Protect Your Family from Rabies
Rabies is a dangerous virus that anyone can get if they handle or get bitten by an animal that has the disease. Protect yourself and your family from rabies: stay away from wild animals and be sure pets are vaccinated every year.
Rabies is caused by a virus and can infect both people and animals. People usually get rabies when they are bitten by an animal that is sick with the disease. Early symptoms of rabies in people can include fever, headache, and weakness. As the disease gets worse, symptoms may include difficulty sleeping , anxiety, confusion, tingling sensation usually at the site of the bite, excitation, hallucinations, agitation, salivating more than usual, difficulty swallowing, and fear of water. Death usually occurs within days of the onset of symptoms.
Avoid Wild Animals
More than 90% of all animal rabies cases reported to CDC each year occur in wild animals. The main animals that get rabies include raccoons, skunks, foxes and bats.
One of the best ways to protect yourself and your family is to avoid contact with wild animals. Do not feed or handle them, even if they seem friendly. If you see a wild animal acting strangely, report it to animal control.
Keep Pets Healthy
Family pets and other domestic animals can get rabies if they are bitten by rabid wild animals. When rabies from wild animals "spills over" into domestic animals, the risk to people is increased because of our close contact with pets.
In general, pets have a higher risk of coming into contact with wild animals that may have rabies than we do. Cats, dogs and ferrets that have not gotten their rabies shots and are exposed to rabies must be quarantined for six months, or put down, because of their risk of getting rabies after the exposure.
To help reduce this risk:
- Visit your veterinarian with your pet on a regular basis and keep rabies vaccinations up-to-date for all cats, ferrets, and dogs.
- Maintain control of your pets by keeping cats and ferrets indoors and keeping dogs under direct supervision when outdoors.
- Spay or neuter your pets to help reduce the number of unwanted animals that may not be properly cared for or vaccinated regularly.

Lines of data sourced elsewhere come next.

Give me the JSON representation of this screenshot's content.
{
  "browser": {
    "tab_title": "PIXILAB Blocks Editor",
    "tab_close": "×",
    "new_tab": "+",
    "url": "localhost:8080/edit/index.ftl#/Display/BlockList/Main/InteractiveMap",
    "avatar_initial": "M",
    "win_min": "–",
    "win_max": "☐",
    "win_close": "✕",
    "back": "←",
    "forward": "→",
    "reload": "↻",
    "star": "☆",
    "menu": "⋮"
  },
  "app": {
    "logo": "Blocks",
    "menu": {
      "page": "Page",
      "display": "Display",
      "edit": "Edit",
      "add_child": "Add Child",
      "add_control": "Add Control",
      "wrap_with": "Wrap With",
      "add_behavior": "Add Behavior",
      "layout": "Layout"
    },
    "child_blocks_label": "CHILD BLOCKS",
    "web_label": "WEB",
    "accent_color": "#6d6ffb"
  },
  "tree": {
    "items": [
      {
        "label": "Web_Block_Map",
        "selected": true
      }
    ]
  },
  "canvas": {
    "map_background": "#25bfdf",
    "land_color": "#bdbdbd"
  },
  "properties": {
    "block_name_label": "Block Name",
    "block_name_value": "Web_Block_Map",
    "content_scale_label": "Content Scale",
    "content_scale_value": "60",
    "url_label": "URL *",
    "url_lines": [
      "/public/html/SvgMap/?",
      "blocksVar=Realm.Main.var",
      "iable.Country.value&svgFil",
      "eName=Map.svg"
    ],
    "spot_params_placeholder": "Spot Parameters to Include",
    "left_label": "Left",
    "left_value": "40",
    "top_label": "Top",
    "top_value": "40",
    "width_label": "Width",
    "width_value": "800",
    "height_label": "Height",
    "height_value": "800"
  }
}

- Call animal control to remove all stray animals from your neighborhood since these animals may be unvaccinated.
- Do not feed or water your pets outside and keep your garbage securely covered. These items may attract wild or stray animals.
Take Action If You Are Bitten
If you or someone in your family is exposed to a rabid animal, rabies can be prevented through a series of shots called rabies post-exposure prophylaxis (PEP).
If you are bitten by any animal (domestic or wild), immediately wash the wound well with soap and water and see a healthcare provider. Contact animal control if you are bitten by an animal, to assist in capturing the animal for observation or rabies testing.
Be Cautious While Hiking, Camping, and Playing Outdoors
During the summer, many Americans love to spend time in the outdoors. Few people will ever be exposed to a rabies-suspect animal or need to see a doctor due to a potential exposure. Teach children and others never to handle live or dead wild animals, as well as unfamiliar domestic animals. Tell them to report any unusual animal behavior to an adult right away, because it could mean that the animal is very sick.
Some might have concerns about the presence of bats in locations such as camps. While bats have been known to expose people to rabies, most bats in a natural setting are not rabid and, in many camp situations, the presence or sighting of bats is common and normal.
However, precautions can be taken at camp sites and along trails to help minimize the risk of exposure to bats for your child or family members:
- When possible, prevent bats from entering campground living quarters and other occupied spaces. Animal care and wildlife conservation agencies can provide further information on "bat-proofing." Visit the following link for more information on "bat-proofing": https://www.cdc.gov/rabies/bats/index.html
- Screens or mosquito netting can provide a useful barrier against direct bat contact.
- Teach children and other camp attendees never to handle live or dead bats, as well as unfamiliar wild or domestic animals (even if they appear friendly). Tell children to report any contact or unusual animal behavior to an adult or camp official right away.
Talk With Your Family About the Seriousness of Rabies
While very few people die from rabies, life-threatening situations can arise when potential exposures occur and preventive measures are not undertaken. Each year 30,000 to 40,000 persons in the U.S. require PEP due to potential exposures to rabies.
To help ensure your loved ones do not face similar risks, use the above information to talk with your children and other family members about the dangers of rabies, the threat of exposure from wild animals and the things they need to do to stay healthy and rabies free.
- Page last reviewed: July 28, 2014
- Page last updated: July 28, 2014
- Content source:
- National Center for Emerging and Zoonotic Infectious Diseases, Division of High Consequence Pathogens and Pathology
- Page maintained by: Office of the Associate Director for Communication, Digital Media Branch, Division of Public Affairs